OK, first things first. My husband is vindicated, as he is addressing the fact that this fit and slender young woman takes care of herself and doesn’t overeat, which is indeed obvious by looking at her, and he has made absolutely no reference whatsoever to her financial habits.
Once again language provides us with some interesting cultural insights. In both cases the word refers to prudence and moderation, but one with respect to the consumption of food and drink and the other in the financial sense. The former refers to the absence of gluttony, while the latter privileges the absence of consumerism.
It’s curious too that both definitions use the same example (a frugal lunch) to illustrate a very different point.
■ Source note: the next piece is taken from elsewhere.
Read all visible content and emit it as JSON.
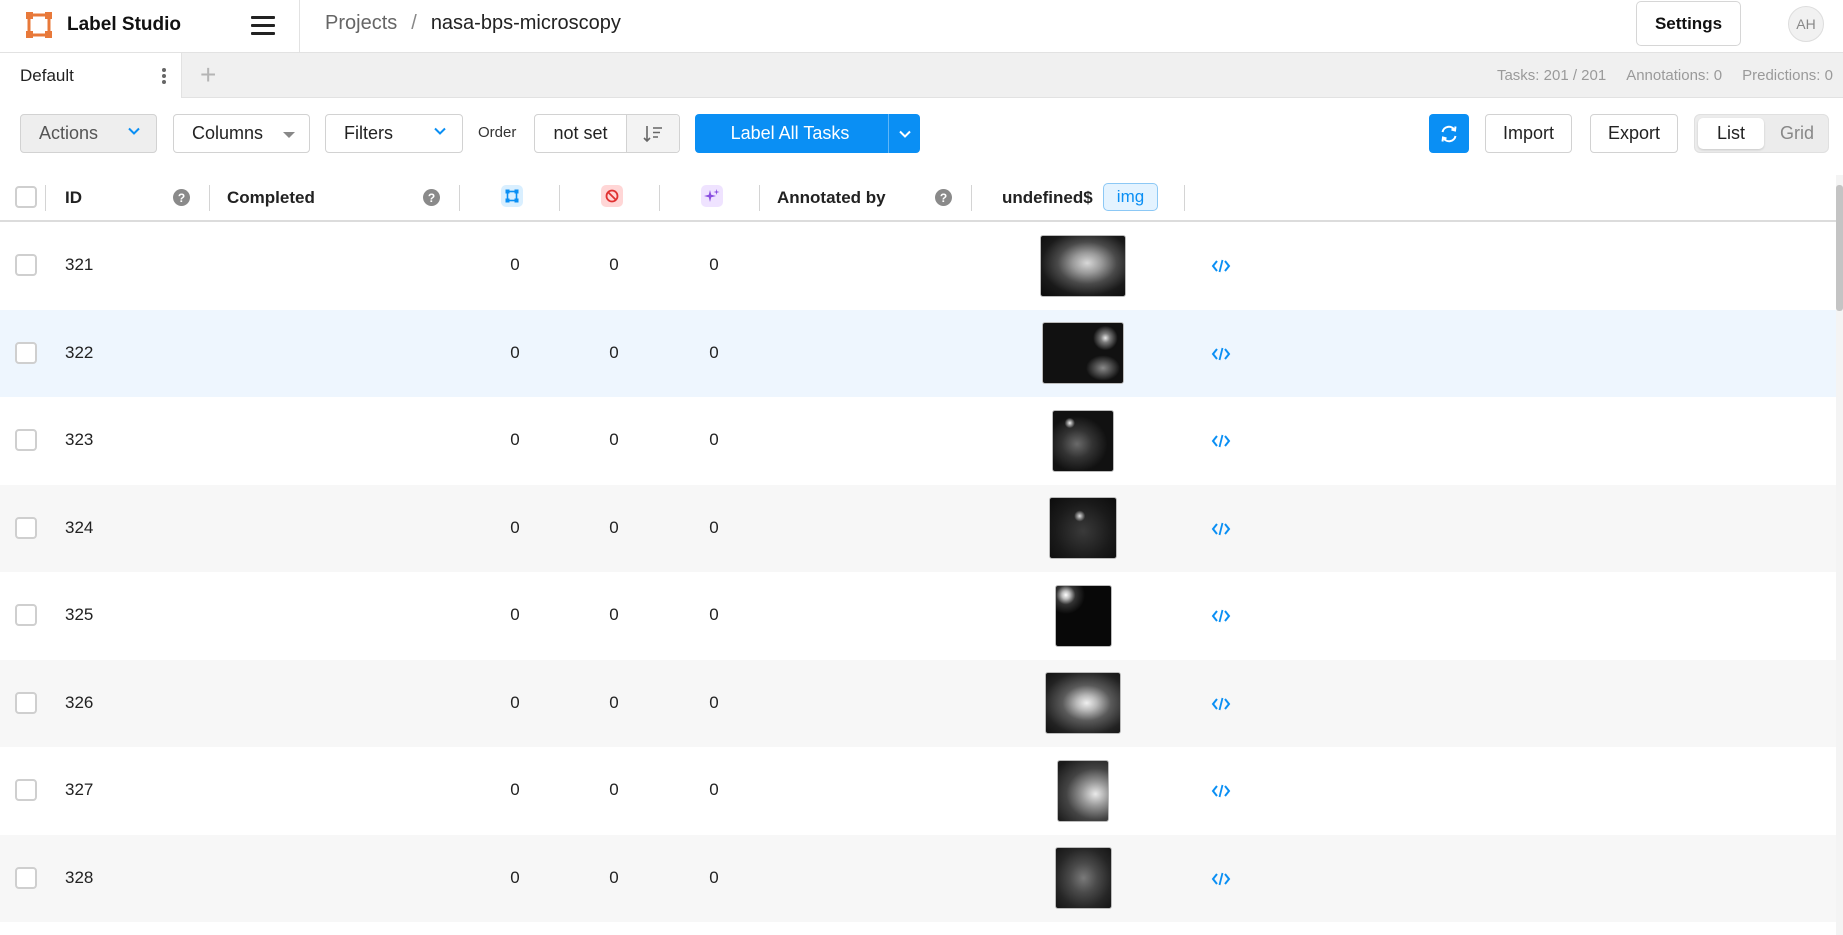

One is in relation to the amount consumed (intake) and the other with the amount spent (outflow), one with volume (quantity) and the other with value (cost). One is careful with calories, the other with money.
OK, let’s push this a bit further—just for the sake of reflection.
If language can in fact give us clues about the way its native speakers think, what is this word telling us about its use and meaning in English-speaking vs. Spanish-speaking cultures?
Speaking (or thinking) in the broadest of generalizations, I wonder if this example is really capable of providing some insights as bold as why English speakers tend to have more weight issues and a greater tendency to save money (long-term, inward thinking, as in pack away the calories, stash away the dough?), while many Spanish speakers, who are often accused of short-term thinking and living in the moment may be more prone to outward thinking, as in share the food and spend the money today because we may not be here to enjoy it tomorrow?
I am truly curious to know what others might think about why two languages took the same word—frugal—from the same Latin root—frugalis (thrifty, temperate, frugal, provident, worthy, virtuous)—and derived from it very different meanings in its modern usage.
And please, don’t be frugal with your comments!
For more false cognates see: Cynical or Cínico?